[Website and app data records]
======
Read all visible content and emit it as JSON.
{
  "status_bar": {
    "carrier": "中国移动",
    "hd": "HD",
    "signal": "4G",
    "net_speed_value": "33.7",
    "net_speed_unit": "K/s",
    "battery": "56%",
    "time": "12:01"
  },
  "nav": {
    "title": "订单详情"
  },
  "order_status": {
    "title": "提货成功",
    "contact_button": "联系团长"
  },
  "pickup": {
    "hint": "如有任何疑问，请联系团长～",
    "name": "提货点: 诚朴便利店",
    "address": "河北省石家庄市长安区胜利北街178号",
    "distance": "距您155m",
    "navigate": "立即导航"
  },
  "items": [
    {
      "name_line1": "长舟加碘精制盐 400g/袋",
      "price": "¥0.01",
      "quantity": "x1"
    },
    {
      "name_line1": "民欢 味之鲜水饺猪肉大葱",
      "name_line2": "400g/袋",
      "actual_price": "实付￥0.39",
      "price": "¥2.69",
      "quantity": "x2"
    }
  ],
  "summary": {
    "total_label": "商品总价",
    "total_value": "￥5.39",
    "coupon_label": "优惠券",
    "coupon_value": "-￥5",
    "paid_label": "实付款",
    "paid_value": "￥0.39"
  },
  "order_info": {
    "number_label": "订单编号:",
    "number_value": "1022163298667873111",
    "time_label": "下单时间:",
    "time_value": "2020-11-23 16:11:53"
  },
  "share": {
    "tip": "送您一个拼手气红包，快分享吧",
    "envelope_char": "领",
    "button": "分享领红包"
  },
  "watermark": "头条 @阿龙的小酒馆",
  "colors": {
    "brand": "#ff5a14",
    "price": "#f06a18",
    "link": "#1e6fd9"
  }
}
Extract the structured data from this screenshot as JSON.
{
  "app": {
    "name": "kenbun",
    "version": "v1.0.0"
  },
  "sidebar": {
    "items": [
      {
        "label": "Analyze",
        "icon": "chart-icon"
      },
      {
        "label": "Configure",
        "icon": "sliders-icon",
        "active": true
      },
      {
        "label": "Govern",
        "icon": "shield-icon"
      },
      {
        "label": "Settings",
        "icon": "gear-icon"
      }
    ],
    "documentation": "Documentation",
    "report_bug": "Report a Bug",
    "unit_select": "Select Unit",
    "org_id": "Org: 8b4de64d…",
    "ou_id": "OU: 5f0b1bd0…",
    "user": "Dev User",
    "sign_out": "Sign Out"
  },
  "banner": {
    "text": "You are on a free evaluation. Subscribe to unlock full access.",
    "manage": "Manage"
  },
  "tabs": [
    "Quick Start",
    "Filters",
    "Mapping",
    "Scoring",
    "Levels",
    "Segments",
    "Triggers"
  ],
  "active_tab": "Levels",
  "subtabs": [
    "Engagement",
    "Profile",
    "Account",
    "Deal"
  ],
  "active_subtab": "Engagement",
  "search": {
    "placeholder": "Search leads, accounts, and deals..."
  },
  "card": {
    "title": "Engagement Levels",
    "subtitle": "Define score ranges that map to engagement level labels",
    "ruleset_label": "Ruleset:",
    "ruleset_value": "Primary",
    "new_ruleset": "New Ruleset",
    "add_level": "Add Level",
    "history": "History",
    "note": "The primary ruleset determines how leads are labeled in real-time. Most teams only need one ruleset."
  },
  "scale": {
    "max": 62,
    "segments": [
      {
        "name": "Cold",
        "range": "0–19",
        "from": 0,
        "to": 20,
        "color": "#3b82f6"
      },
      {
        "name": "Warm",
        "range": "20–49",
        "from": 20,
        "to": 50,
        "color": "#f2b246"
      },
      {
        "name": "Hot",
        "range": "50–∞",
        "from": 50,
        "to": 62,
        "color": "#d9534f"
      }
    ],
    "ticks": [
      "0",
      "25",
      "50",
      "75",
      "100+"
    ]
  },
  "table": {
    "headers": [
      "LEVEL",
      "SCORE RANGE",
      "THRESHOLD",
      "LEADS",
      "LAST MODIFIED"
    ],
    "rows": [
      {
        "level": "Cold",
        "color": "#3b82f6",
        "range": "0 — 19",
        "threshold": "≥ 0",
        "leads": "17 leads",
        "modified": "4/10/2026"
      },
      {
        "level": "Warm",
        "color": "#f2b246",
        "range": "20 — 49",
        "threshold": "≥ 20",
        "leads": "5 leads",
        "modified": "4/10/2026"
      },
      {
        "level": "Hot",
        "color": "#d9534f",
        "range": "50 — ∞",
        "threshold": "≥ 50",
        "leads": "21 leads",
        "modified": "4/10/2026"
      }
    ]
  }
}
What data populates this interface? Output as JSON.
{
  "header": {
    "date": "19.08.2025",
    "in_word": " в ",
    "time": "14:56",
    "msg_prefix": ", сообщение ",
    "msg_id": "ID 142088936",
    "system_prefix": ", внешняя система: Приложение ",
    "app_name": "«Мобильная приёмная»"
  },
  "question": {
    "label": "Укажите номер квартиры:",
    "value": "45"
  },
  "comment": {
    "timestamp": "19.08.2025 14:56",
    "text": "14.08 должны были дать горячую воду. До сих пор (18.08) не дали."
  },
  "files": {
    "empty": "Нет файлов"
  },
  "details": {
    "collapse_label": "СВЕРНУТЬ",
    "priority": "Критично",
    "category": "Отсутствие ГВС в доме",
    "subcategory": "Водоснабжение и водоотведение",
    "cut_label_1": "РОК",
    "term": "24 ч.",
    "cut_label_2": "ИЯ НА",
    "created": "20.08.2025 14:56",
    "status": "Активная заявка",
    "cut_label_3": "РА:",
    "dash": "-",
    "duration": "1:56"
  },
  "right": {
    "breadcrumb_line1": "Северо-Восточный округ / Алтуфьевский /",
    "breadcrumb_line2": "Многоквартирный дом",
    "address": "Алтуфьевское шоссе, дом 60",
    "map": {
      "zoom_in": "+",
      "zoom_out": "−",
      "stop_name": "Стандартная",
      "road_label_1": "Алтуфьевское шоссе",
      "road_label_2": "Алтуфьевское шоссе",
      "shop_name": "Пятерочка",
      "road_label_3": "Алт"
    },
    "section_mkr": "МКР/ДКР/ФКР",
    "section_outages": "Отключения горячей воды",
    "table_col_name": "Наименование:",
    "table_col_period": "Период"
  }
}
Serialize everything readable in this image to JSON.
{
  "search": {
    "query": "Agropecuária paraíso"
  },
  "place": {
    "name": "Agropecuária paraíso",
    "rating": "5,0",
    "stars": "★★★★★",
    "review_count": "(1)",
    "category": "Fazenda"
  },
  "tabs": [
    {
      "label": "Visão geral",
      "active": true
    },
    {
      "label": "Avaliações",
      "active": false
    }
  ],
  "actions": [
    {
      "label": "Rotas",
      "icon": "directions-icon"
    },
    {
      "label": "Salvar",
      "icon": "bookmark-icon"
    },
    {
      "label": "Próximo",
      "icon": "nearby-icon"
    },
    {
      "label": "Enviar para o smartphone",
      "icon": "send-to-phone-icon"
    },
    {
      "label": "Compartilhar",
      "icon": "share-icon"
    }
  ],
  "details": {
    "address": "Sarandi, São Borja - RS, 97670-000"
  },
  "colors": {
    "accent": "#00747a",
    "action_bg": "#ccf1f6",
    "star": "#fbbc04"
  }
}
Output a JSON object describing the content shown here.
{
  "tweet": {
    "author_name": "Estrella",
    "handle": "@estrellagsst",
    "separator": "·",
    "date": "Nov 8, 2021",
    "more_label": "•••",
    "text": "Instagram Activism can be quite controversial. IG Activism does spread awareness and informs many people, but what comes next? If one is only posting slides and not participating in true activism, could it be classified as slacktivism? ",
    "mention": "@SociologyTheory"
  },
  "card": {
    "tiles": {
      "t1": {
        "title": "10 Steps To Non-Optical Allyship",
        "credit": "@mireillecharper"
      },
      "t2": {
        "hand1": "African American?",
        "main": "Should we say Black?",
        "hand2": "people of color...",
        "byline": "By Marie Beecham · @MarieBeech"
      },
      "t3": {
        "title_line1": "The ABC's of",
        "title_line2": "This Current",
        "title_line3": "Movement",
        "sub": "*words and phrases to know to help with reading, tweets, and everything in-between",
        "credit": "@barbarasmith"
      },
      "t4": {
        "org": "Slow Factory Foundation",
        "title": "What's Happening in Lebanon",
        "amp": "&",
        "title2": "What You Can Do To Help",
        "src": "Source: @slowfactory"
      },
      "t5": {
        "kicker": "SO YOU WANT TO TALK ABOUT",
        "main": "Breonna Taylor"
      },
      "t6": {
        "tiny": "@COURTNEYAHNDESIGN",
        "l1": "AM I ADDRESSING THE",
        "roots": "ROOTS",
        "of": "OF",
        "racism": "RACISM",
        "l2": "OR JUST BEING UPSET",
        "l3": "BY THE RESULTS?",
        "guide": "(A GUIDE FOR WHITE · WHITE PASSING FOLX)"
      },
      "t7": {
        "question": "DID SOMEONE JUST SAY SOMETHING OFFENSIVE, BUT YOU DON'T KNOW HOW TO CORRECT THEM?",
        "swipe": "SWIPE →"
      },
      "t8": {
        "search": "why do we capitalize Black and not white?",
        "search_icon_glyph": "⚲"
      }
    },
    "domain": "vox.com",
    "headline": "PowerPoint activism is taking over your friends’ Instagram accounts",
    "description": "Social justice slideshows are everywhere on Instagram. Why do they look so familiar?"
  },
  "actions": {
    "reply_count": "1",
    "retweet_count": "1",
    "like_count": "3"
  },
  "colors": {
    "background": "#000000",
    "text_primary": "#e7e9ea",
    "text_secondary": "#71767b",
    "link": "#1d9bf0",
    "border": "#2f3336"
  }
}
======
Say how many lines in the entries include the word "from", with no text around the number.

4